## Interface dataset entries

Start of Block

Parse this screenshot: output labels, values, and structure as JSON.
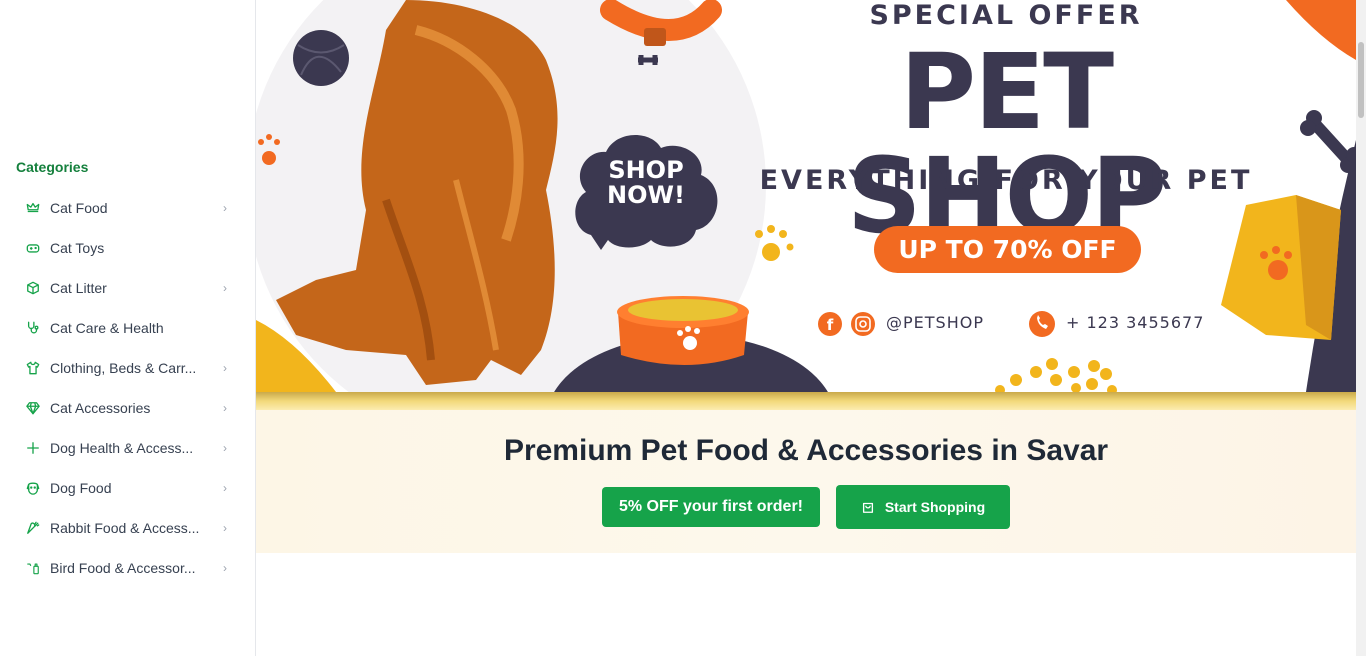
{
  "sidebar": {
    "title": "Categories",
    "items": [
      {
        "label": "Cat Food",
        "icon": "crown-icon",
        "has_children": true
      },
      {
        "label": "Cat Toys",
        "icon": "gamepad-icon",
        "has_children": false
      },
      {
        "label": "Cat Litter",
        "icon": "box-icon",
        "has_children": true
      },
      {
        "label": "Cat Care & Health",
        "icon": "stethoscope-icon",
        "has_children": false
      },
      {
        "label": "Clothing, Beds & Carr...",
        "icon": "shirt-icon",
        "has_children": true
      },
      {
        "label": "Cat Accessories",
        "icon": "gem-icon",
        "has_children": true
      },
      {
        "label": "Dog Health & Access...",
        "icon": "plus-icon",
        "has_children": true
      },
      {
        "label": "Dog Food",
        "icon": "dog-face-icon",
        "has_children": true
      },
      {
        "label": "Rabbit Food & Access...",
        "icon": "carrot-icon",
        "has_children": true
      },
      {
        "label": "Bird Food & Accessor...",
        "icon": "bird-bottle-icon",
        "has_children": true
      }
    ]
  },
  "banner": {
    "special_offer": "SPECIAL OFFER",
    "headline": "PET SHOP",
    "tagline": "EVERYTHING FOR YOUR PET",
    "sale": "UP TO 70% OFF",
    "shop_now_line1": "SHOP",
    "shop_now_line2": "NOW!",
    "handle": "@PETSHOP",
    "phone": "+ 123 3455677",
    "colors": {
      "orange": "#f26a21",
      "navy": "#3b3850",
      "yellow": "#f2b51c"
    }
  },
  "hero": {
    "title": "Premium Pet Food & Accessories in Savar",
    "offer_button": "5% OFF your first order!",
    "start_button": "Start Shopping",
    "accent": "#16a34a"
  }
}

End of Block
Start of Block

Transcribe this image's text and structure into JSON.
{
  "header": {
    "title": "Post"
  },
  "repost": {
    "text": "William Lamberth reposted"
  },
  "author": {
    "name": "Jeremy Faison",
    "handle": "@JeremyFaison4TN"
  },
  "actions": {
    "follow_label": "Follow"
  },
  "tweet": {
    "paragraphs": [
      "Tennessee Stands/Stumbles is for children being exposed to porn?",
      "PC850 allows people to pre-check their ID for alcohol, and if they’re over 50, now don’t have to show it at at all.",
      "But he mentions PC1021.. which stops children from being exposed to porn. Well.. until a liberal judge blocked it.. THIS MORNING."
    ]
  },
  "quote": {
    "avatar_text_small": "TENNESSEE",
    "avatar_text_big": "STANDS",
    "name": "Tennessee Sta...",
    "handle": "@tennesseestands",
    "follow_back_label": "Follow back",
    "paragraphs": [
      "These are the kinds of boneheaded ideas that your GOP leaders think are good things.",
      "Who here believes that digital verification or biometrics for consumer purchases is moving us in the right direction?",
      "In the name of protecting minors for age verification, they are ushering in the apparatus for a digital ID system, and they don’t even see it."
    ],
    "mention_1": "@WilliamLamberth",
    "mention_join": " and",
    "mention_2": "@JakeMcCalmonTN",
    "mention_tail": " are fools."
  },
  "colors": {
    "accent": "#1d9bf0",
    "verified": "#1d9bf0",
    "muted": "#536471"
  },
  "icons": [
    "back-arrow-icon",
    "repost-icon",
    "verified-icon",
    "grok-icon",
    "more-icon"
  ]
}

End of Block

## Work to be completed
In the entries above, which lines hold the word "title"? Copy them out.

## Finished exercise
    "title": "Categories",
    "title": "Premium Pet Food & Accessories in Savar",
    "title": "Post"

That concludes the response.